Ed Subitzky, Walt Handelsman, David Sipress, Roger Kastel, Ron Turner, Denis Kitchen, and more.
Speaking of leftovers – here’s some stuff that was sitting in the queue.
The Ed Subitzky Anti-Interview
A full house turned out for the book launch of cartoonist, writer and sometimes television celebrity Ed Subitzky’s long-awaited first anthology of work at Rizzoli Bookstore in New York City on October 13. The collection, Poor Helpless Comics! The Cartoons (and More) of Ed Subitzky (New York Review Comics, 2023), gathers many of the best comics and text pieces Subitzky contributed to the National Lampoon over the lifetime of that magazine (1970-98).
The following article is not strictly a transcript of the Rizzoli Bookstore event. Rather, it combines questions by Newgarden and Kline—and questions from the audience—with several questions of my own, both asked at the event and later, inserted where relevant to the topic.
Walt Handelsman cartoon draws readers to newspaper.
Wow! We received a record-breaking 1,084 entries in this week’s Cartoon Caption Contest! There were so many great punchlines that it was hard to narrow the field down to just this special group. Fantastic job, everyone!
Walt Handelsman cartoon contest consistently draws readers to The New Orleans Times-Picayune and The Advocate. His latest caption contest proves the worth of cartooning to attract an audience to newspapers.
David Sipress Event
“The New Yorker” staff cartoonist David Sipress will discuss the central role that humor played in his memoir [What’s So Funny?] and how humor—and creativity in general—has helped him to navigate difficult life challenges. He hopes to shed light on the art of writing a memoir, including the challenge of memory (what’s true and what might not be entirely true). He hopes to also discuss his creative process as a cartoonist.
In a November 27 Zoom event David Sipress will talk about writing a memoir and cartooning.
Roger Karl Kastel June 11,1931 – November 8, 2023

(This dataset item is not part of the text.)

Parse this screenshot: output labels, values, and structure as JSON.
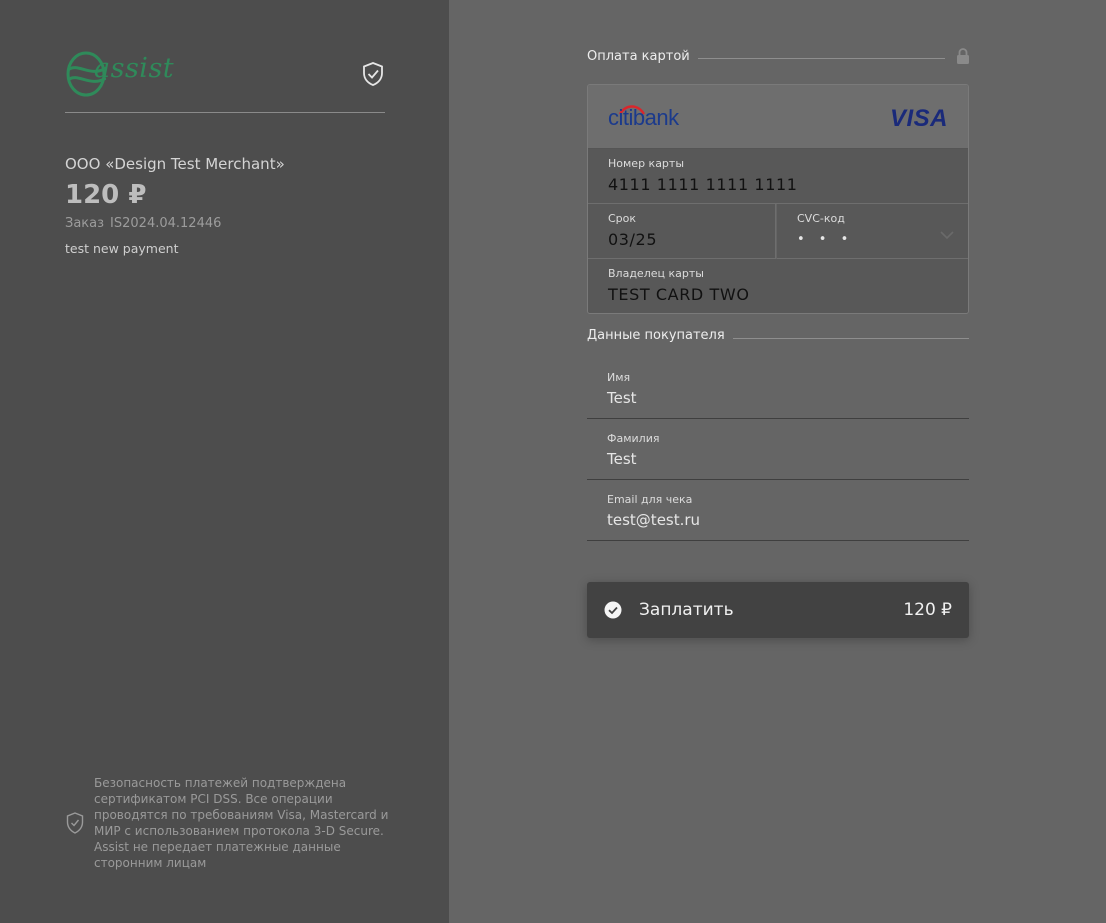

Famed illustrator Roger Kastel has passed away. Most famous for his cover to the paperback edition of Peter Benchley’s Jaws being used for the movie poster, he drew many other movie posters – notably for The Empire Strikes Back. His career included thousands of paperback book and men’s sweat magazine covers.
Roger’s connection to comics include the cover of a Doc Savage comic book and drawing Reddy Kilowatt and a “full-sized comic book designed to teach industrial workers how to perform their trade better.”
After high school, Kastel served in the Navy during the Korean War. Upon his return home he resumed his studies at the Art Students League. He started out with very humble jobs to pay his tuition; he swept floors and made deliveries at NYC studios. Later Kastel did black and white newspaper ads for Reddy Kilowatt advertising company. Next freelancing for NY advertising agencies, he was making story boards by day and still taking classes at the League by night. He studied with Edwin Dickinson, Sidney E. Dickinson and Robert Hale. The greater part of his education is attributed to Frank J. Reilly. While still a student, Kastel created a book cover for a contest: this piece became his first published work for Simon & Schuster Pocket Books.
In the beginning
Underground comix publishers Ron Turner and Denis Kitchen are interviewed.
Our history of the Direct Market continues with a conversation with two publishers of underground comix, Ron Turner, founder of Last Gasp, and Denis Kitchen, founder of Kitchen Sink Press. Both Ron and Denis were distributors as well as publishers, and both started their businesses in 1970. Part 1 of this interview focuses on the Golden Age of underground comix, the early 1970s. In Part 2, we discuss the evolution of the underground comix market as well as Denis’s shift toward non-underground comics at Kitchen Sink. And in Part 3, we talk about the very early days of manga publishing in America and the drift toward the book channel.
Don’t Let Your Babies Grow Up To Be Comic Artists, Part Two
Five years ago Mike looked at the dismal pay for most cartoonists. So how are things going?
We’ve written here many times over the years about how hard it is to make a living making comics, and, specifically, how page rates for basic comic book labor have not increased in the last 20 years or so.
Heidi MacDonald at The Beat investigates current comic book pay with links to many creator discussions.
What’s Black Friday without a couple bargains.
Hogan’s Alley, the preeminent comics history magazine, is offering free shipping for today only.
Speaking of Black Friday, we decided to get into the spirit of things by offering free shipping today on all orders of Hogan’s Alley…fill in your collection, begin your collection, get a jump on holiday gift-giving, etc. But this offer is good TODAY ONLY, so don’t delay! Just head to: https://www.hoganmag.com/stores.
Amazon is offering a deal on the paperback version of The Complete Calvin and Hobbes, which is a “four-volume collection of every comic strip from the comic strip’s eleven year history (1985 to1996).”
By the way, nearly a quarter (twelve) of the top 50 amazon comic strip books , as of this writing, are Calvin and Hobbes collections, with the above bargain listed at #1.